Who were these people? How did they organize themselves in their conquest of the Pacific? How did they manage to colonize so many islands in so little time? And how did their lives change once they settled in their new island homes?

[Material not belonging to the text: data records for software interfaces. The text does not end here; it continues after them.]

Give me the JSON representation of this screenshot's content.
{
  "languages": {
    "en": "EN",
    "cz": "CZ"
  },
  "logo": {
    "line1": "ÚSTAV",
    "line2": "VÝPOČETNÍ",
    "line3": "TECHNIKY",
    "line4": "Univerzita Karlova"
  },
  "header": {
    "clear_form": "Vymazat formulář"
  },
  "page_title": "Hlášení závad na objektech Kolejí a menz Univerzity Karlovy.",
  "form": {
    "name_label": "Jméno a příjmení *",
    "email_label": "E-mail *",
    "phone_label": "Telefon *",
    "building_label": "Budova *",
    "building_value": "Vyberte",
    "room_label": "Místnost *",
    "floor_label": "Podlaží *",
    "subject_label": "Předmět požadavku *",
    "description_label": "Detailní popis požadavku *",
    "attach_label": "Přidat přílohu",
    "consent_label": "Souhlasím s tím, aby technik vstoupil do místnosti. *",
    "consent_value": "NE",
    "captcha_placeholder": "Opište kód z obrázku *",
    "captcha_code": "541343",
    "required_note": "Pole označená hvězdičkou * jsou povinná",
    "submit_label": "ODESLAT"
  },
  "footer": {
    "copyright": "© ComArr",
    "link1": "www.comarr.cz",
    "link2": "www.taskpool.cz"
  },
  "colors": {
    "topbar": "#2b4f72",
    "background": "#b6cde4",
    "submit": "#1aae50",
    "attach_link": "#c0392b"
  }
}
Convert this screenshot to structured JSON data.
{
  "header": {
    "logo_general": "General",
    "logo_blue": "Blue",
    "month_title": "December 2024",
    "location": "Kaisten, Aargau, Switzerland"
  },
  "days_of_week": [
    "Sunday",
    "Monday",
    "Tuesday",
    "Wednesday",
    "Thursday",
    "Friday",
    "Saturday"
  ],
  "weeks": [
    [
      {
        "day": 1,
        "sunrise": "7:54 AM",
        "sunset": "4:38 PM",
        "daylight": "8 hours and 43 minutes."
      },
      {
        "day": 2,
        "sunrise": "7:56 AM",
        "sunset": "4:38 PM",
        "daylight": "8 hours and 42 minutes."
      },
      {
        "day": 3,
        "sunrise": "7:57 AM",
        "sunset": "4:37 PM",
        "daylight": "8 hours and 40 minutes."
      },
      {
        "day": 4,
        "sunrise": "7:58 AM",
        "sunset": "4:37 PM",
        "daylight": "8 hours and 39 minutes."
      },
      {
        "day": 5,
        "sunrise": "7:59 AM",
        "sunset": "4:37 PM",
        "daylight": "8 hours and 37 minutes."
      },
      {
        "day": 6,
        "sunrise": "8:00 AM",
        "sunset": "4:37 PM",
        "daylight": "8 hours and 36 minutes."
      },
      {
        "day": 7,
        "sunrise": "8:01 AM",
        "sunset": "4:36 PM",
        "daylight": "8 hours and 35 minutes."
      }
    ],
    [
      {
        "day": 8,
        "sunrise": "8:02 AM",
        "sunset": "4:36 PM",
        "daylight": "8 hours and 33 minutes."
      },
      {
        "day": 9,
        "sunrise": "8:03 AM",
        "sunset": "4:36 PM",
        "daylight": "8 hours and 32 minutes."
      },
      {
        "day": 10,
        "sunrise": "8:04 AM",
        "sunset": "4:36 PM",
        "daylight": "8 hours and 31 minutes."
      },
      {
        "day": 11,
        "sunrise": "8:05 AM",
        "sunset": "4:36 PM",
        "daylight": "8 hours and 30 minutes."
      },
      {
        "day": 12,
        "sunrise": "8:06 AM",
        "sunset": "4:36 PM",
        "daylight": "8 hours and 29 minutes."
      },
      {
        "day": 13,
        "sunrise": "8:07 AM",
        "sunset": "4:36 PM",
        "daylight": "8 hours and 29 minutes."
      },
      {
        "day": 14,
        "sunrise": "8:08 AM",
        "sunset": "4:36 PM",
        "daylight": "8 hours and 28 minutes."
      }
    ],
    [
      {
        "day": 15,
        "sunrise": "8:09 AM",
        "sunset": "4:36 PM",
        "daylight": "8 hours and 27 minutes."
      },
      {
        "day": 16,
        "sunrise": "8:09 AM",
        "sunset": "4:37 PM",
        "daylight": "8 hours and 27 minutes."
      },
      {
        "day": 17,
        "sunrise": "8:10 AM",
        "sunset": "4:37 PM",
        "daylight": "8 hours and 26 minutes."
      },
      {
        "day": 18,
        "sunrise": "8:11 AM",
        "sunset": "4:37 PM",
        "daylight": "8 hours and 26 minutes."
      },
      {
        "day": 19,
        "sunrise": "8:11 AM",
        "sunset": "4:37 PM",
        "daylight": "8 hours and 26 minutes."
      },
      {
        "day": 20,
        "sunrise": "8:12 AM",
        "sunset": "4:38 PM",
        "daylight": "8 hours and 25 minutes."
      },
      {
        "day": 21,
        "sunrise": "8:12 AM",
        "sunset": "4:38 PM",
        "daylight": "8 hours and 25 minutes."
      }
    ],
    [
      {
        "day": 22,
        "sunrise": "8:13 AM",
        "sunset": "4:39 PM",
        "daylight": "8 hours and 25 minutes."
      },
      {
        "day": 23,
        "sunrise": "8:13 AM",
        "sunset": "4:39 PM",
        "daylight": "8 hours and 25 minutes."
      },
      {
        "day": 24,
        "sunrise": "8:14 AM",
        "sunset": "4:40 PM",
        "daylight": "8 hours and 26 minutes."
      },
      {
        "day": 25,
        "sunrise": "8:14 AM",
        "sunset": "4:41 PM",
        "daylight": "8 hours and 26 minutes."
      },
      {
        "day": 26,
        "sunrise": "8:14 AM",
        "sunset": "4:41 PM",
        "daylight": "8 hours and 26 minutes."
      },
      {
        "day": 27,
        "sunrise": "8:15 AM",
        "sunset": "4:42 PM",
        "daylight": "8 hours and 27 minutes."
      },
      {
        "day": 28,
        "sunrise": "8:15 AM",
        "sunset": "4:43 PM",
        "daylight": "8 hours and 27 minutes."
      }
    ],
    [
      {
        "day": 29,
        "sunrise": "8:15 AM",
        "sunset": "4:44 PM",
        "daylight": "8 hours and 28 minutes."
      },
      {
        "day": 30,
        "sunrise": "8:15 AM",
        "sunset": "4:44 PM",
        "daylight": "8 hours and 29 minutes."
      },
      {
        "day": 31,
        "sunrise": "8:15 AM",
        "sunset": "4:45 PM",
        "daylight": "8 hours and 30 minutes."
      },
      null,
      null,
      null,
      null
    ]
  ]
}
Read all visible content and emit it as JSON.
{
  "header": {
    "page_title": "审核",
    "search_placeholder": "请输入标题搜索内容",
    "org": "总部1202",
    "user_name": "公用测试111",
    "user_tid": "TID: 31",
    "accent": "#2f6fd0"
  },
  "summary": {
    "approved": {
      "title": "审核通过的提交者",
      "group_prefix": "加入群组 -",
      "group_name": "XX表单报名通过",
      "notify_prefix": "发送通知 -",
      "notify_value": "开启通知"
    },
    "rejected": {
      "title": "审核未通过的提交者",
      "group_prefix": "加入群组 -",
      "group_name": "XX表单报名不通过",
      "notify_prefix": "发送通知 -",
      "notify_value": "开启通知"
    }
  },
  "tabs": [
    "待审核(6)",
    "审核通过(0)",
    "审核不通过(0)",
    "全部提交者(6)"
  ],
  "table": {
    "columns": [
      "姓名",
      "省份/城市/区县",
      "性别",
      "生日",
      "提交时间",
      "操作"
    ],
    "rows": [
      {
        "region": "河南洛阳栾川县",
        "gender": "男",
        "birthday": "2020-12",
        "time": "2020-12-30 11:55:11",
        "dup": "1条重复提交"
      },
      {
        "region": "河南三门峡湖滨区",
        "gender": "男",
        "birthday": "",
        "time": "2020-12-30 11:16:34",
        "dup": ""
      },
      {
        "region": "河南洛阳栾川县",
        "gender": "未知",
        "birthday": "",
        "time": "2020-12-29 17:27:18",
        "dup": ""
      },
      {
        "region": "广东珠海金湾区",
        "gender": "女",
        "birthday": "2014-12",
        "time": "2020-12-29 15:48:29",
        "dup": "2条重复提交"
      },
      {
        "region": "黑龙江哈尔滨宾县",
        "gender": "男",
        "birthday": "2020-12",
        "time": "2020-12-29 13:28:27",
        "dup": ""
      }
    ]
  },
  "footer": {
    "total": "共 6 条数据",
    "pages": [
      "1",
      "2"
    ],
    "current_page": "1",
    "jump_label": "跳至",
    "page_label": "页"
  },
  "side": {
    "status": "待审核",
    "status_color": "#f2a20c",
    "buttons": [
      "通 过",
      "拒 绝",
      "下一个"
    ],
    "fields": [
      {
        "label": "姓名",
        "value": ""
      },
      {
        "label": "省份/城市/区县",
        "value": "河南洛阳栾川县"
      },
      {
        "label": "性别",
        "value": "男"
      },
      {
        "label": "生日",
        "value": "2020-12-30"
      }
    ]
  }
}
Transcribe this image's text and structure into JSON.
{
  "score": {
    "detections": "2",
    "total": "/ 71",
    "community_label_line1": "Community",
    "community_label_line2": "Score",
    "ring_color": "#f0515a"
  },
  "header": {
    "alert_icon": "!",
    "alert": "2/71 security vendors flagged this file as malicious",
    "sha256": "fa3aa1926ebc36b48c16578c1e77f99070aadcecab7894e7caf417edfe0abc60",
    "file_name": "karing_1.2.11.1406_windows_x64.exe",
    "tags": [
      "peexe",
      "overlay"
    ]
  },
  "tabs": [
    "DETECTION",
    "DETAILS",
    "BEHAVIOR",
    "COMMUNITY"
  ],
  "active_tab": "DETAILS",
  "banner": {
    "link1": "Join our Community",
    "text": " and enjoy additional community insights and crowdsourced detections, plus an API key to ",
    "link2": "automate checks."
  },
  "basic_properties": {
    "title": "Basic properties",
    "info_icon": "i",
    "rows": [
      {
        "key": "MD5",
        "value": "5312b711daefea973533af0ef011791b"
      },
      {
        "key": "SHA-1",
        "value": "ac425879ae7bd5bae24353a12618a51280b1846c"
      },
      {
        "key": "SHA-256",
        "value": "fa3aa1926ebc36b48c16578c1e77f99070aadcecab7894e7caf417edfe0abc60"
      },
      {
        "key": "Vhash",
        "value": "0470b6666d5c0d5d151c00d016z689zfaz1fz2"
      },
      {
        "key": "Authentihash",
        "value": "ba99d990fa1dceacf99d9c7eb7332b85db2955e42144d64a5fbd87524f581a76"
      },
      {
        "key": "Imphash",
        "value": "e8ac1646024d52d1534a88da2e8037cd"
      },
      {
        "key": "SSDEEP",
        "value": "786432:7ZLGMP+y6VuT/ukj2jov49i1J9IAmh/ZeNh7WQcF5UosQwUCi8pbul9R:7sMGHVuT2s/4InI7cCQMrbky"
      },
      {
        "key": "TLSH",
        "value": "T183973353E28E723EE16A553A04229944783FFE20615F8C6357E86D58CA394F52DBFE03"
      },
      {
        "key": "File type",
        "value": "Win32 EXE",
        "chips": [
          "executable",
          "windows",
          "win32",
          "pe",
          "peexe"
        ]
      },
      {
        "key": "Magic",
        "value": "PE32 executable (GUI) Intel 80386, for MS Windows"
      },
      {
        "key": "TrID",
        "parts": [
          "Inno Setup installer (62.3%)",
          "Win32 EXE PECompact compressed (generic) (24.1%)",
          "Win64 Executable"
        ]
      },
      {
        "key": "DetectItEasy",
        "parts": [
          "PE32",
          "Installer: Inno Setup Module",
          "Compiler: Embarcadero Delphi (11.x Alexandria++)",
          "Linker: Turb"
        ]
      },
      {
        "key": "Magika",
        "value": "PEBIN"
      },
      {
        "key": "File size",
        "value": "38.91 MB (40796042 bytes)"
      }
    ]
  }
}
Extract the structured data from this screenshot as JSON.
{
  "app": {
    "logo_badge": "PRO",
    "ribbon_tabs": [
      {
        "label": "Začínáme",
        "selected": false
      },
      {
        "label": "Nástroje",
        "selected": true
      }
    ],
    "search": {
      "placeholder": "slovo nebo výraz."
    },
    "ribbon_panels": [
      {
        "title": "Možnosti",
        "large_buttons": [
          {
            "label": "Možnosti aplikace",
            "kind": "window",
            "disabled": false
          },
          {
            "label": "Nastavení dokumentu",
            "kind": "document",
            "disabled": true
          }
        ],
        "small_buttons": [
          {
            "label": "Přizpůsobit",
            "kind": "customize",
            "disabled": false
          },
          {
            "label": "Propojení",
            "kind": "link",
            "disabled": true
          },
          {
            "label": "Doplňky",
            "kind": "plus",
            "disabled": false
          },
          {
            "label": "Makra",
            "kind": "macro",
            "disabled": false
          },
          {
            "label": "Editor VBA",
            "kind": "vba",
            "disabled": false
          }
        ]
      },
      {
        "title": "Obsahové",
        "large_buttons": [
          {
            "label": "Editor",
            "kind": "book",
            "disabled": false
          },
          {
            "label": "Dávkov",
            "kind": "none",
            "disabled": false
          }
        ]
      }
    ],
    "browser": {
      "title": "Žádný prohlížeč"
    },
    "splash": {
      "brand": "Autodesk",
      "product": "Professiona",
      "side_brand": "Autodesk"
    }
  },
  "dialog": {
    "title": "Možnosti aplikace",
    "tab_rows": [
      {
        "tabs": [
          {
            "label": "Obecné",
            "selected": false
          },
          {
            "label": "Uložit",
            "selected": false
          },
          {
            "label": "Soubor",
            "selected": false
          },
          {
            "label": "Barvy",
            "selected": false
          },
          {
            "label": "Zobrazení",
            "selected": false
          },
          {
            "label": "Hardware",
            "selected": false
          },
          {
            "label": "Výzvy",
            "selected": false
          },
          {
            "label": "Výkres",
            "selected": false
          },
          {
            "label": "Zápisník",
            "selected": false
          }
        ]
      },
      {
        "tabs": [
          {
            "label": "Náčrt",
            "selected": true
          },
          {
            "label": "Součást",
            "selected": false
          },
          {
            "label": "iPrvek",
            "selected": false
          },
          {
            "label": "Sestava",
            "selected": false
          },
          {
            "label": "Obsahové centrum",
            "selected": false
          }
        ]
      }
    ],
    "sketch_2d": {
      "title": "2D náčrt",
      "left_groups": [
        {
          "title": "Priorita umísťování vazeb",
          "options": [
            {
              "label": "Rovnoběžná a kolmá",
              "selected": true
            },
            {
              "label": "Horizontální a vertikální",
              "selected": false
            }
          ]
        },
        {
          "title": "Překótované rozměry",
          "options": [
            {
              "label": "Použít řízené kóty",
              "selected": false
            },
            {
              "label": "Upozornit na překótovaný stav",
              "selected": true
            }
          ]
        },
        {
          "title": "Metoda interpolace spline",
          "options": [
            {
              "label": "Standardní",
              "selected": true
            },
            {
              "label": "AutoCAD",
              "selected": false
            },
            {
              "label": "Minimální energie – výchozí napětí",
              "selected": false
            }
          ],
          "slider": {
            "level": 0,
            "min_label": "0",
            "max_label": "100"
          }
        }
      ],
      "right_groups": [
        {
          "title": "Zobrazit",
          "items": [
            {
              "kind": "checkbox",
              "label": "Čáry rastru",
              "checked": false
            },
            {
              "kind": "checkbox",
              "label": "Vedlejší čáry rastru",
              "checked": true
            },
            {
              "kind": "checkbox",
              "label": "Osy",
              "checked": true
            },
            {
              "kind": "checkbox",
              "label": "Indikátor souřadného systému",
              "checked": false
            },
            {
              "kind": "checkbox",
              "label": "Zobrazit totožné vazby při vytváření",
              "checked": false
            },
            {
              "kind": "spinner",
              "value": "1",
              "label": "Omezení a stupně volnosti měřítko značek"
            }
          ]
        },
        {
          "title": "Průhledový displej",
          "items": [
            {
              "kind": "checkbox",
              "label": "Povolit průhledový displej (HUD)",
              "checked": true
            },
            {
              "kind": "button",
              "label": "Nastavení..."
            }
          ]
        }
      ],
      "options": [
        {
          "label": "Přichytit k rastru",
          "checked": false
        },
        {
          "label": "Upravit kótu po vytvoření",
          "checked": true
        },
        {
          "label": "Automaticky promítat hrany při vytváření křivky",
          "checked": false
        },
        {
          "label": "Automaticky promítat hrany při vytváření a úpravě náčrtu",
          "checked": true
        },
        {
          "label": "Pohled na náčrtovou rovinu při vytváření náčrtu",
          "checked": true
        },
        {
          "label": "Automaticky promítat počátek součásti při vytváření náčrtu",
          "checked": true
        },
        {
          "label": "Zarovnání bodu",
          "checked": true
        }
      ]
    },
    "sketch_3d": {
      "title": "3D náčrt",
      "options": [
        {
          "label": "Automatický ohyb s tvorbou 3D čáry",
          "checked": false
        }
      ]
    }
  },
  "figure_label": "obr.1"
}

Patrick Vinton Kirch, an archaeologist at the University of California at Berkeley, approaches these and other questions with a combination of archaeologic and linguistic data, arguing, correctly in my view, that their combination can yield more than either one alone. Kirch doesn't present a synthesis of the archaeologic data, however, and the linguistic data often stand alone as lists of words likely used by Lapita peoples to refer to artifacts that are found today in archaeological sites, or as evidence for Lapita use of perishable items. Instead, the book uses three archaeological sites as examples of patterns that Kirch believes are typical. Two of the sites he excavated himself: the Talepakemalai site at the western end of Lapita's range yielded a wealth of normally perishable plant remains...